Reader 5: One great thing about our area is all the different food places there are. I like eating out a lot and I’m not all that interested in greasy fast food – even though I know all teenagers are supposed to be! There are Indian restaurants and Chinese and Malaysian. There’s a Thai restaurant and even a Mongolian restaurant. There’s a Turkish place which not only serves great food, but it’s like sitting in a Turkish house with all the decorations and atmosphere. Imagine what it would be like if none of those great places were there – what a dull place it would be.
Leader: Just pause and think for a moment. In our area, what examples are there of the influence of other cultures and ways of life? [discuss here if appropriate] How bland and ordinary would life be without this diversity and variety? What things would you miss if everyone who wasn’t born here was asked to leave? What a different country it would be. Many of our football teams are made up of people from other countries, and many of the people we come into contact with on a daily basis have families where there is more than one cultural background [again, discuss if appropriate]. Some people would call them outsiders. Even the most powerful man in the world, the President of the USA is someone with dual heritage. In most cases we welcome this as a celebration of the diversity of our world and our country, but sadly, not always.
Recently in south Belfast, a large group of people from Romania who are living in the area had to be escorted from their houses because of attacks. In fact two boys, aged 15 and 16 were arrested in connection with the attacks. The Romanians had only done what people have done for thousands of years – they moved from the place of their birth to another country in search of work and perhaps a better life. Since organised work started, humans have probably always moved around in search of it, sometimes leaving behind all that they know and becoming strangers in a foreign land. In fact, if we were to look around this school we would find perhaps that even those who think of themselves as one hundred percent British are actually an interesting mixture of all sorts of national and cultural backgrounds.How should we behave towards those who are strangers or outsiders in what we think of as ‘our’ country? The world’s major religions all stress the common humanity of all people, and there is almost always a special effort made to welcome the outsider – to make the stranger a friend and to provide for their needs. In Christianity, Jesus went so far as to say that your behaviour towards a stranger is a reflection of your behaviour towards Jesus himself. He said that in each stranger you should see Him, and so treat the stranger as if he or she were Jesus himself. Other religions also have very special rules of behaviour towards the stranger – for example, in welcoming a stranger to share a meal in your home at the time of a religious festival. We can see strangers as a threat to our way of life or we can see them as people who might add to our lives, by enriching our culture and our experiences through the diversity of lifestyles they bring. Which option we choose is, of course, up to us.Do you welcome the stranger in this school and community? Do you welcome difference and celebrate diversity? There’s an old saying that goes: ‘A stranger is just a friend you haven’t been introduced to yet’.Do you welcome the stranger, the outsider in your community, as a friend?

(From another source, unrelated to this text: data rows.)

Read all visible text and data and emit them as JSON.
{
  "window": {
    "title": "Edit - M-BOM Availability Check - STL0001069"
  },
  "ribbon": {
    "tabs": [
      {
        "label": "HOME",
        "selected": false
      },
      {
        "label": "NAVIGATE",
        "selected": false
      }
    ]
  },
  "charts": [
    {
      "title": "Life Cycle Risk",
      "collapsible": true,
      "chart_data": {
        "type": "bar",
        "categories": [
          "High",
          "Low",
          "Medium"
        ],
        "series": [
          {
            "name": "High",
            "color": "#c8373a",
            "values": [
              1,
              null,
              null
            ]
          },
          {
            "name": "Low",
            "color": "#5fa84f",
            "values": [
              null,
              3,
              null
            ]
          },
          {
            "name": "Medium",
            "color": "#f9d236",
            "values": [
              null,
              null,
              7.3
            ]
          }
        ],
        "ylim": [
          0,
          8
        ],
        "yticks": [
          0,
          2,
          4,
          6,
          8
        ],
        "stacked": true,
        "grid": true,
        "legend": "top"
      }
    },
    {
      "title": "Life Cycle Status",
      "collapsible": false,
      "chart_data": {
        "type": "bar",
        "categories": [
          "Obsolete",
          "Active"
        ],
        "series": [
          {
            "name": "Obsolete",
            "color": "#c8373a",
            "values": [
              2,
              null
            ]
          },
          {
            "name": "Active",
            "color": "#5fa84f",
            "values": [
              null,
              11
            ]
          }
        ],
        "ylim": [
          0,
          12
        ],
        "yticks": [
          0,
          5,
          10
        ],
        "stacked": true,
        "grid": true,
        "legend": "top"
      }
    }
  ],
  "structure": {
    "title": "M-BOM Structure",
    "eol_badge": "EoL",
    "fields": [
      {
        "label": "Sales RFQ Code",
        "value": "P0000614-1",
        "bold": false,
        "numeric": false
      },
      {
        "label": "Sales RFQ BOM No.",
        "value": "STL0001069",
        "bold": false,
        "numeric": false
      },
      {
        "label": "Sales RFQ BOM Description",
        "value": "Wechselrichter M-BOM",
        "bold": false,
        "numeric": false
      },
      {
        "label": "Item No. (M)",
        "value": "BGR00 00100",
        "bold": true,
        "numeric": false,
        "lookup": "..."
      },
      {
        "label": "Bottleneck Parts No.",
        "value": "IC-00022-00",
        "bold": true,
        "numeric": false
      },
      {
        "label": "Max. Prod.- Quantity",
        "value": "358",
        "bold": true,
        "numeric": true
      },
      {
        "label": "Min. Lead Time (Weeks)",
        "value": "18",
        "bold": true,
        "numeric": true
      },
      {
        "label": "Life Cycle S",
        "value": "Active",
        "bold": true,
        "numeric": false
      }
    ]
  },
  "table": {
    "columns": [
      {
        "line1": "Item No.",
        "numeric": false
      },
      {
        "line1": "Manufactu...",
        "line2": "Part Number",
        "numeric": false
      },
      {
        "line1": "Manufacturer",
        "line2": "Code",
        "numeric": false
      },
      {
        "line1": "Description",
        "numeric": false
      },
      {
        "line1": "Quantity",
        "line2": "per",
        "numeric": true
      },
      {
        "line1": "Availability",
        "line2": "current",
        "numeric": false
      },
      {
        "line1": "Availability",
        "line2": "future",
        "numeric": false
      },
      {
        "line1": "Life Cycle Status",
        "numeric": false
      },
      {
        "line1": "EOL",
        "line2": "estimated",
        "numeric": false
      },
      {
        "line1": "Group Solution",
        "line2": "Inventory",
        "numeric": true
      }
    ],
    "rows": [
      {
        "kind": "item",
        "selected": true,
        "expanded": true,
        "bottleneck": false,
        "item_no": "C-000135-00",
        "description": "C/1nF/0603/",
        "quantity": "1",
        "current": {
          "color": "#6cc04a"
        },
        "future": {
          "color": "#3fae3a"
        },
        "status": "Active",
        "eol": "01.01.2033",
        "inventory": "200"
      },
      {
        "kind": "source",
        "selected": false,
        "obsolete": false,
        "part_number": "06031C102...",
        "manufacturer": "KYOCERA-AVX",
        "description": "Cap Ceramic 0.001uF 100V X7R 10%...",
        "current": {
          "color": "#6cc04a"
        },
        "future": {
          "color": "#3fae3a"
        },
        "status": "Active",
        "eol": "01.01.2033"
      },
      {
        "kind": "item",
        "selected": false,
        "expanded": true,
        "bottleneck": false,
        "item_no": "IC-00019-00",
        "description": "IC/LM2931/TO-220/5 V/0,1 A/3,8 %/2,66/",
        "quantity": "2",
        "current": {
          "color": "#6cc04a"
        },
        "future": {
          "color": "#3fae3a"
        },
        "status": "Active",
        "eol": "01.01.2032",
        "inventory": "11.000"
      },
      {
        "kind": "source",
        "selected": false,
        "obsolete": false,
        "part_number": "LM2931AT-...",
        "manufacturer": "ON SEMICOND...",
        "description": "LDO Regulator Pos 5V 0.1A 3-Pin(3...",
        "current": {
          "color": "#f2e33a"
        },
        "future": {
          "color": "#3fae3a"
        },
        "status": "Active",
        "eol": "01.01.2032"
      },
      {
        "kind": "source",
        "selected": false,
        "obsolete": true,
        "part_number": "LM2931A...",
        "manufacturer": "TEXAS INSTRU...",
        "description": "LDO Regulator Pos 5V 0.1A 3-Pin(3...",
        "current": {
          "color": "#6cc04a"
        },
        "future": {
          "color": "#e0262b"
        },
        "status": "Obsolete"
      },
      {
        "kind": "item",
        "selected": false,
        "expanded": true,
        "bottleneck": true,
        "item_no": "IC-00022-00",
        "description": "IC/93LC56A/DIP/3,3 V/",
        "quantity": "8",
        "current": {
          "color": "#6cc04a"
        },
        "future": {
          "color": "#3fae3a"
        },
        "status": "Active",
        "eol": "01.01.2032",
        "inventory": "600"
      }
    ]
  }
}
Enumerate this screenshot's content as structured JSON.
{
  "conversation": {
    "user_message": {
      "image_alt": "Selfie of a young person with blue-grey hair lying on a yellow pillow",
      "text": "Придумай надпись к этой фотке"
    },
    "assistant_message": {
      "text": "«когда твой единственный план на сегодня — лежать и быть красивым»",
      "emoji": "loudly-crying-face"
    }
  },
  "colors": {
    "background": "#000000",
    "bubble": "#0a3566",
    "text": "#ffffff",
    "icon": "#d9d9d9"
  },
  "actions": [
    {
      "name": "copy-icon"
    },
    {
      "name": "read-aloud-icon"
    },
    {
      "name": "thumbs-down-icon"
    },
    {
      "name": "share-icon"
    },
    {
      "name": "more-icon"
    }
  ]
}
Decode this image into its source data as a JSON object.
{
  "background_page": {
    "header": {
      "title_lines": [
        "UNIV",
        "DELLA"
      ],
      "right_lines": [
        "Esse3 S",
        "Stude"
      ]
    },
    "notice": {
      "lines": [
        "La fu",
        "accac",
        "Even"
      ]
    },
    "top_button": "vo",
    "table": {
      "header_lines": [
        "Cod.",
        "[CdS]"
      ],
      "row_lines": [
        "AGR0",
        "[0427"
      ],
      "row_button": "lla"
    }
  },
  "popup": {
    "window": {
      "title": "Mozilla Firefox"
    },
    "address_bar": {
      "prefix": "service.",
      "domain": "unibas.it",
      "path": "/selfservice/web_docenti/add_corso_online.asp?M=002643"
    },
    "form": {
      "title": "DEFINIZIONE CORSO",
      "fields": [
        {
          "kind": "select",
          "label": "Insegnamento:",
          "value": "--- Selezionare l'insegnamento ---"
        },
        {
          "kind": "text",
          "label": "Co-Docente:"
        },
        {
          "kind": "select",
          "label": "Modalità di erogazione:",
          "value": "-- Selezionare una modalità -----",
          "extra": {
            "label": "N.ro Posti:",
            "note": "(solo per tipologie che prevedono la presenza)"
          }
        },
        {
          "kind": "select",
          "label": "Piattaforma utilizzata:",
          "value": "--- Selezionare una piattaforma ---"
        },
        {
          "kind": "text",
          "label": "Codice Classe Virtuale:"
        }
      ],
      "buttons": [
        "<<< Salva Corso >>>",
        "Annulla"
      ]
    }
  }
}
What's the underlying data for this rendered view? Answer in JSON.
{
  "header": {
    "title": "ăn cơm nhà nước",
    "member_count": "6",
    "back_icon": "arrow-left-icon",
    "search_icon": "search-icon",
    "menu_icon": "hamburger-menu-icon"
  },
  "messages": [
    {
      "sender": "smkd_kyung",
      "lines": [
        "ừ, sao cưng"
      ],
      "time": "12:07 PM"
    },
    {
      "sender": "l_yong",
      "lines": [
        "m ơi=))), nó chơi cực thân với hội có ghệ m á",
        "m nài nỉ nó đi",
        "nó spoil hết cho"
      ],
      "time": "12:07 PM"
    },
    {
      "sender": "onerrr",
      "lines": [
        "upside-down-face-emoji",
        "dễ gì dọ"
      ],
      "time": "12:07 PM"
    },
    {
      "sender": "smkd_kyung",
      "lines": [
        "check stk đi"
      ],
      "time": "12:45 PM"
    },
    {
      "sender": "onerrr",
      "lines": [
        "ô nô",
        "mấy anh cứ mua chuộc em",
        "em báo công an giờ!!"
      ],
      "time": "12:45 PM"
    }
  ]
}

Let us think about those who are strangers in our communityLet us think about those we consider to be the outsidersWhat good things they can bring to our lifeWhat benefits they might bring to our nationLet us not reject themBut welcome themAs friends we haven’t been introduced to yet[Amen]
This e-bulletin issue was first published in June 2009
About the author: Joe Walker is Head of RE and psychology at Liberton High School in Edinburgh. As well as being a well-known author he was winner of Secondary Teacher of the Year at the Scottish Education Awards 2005.